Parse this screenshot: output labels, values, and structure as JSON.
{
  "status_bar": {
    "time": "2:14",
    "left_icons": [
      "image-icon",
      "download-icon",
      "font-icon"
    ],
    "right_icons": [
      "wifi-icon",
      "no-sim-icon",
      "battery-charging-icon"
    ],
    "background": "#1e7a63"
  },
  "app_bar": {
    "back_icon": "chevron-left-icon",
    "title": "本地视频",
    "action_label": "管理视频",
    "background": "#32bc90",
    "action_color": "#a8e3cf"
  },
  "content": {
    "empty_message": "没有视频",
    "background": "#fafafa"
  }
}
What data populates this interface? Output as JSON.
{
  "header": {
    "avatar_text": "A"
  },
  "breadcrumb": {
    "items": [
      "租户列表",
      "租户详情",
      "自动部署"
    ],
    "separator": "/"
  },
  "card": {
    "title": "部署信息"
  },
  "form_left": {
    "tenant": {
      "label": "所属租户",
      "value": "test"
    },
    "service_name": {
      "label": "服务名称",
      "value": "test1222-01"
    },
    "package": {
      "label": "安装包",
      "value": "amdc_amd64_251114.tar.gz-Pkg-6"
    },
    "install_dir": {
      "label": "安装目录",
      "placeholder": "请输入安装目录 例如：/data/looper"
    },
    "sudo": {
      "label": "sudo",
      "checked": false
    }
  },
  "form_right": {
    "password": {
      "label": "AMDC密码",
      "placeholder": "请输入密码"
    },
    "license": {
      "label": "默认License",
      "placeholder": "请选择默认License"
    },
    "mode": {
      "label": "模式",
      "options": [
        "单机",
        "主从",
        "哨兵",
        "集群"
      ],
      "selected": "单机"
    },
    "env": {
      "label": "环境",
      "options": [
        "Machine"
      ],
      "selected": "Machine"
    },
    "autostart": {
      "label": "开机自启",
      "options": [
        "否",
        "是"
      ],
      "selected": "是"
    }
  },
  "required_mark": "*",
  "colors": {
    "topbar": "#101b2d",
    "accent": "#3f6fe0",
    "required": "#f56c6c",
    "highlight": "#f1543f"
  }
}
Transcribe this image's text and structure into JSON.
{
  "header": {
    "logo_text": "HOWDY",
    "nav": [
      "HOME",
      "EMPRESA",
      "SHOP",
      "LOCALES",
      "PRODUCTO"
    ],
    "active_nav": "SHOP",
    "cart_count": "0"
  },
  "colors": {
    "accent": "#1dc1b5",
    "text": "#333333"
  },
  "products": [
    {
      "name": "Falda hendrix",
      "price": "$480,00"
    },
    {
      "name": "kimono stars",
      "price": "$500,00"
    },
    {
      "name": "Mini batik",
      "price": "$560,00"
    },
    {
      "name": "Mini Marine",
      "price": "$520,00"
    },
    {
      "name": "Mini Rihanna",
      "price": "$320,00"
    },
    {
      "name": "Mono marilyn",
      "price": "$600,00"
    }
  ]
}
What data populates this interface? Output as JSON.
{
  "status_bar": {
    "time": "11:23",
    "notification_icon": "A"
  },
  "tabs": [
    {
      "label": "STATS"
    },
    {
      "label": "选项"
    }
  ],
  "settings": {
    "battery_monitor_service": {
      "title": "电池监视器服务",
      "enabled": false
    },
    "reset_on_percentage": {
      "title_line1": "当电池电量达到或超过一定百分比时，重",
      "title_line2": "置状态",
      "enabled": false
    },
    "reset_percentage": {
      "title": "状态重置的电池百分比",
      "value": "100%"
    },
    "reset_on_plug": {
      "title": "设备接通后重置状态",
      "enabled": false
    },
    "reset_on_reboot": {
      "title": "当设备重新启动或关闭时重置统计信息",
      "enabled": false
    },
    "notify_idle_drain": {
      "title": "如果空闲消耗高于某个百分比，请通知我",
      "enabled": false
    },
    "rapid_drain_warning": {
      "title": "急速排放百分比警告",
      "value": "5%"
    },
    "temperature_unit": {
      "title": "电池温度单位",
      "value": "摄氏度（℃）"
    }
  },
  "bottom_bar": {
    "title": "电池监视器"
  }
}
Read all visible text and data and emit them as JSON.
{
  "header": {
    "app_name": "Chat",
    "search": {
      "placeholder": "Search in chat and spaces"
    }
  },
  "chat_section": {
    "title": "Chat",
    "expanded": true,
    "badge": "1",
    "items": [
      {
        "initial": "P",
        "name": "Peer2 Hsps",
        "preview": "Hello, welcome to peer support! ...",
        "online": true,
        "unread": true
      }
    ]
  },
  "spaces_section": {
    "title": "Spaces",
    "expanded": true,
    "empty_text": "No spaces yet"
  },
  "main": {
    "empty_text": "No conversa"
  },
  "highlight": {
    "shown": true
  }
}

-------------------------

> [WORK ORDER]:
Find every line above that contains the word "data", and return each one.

> [EXPECTED OUTPUT]:
What data populates this interface? Output as JSON.
      "placeholder": "请输入安装目录 例如：/data/looper"
What data populates this interface? Output as JSON.
Read all visible text and data and emit them as JSON.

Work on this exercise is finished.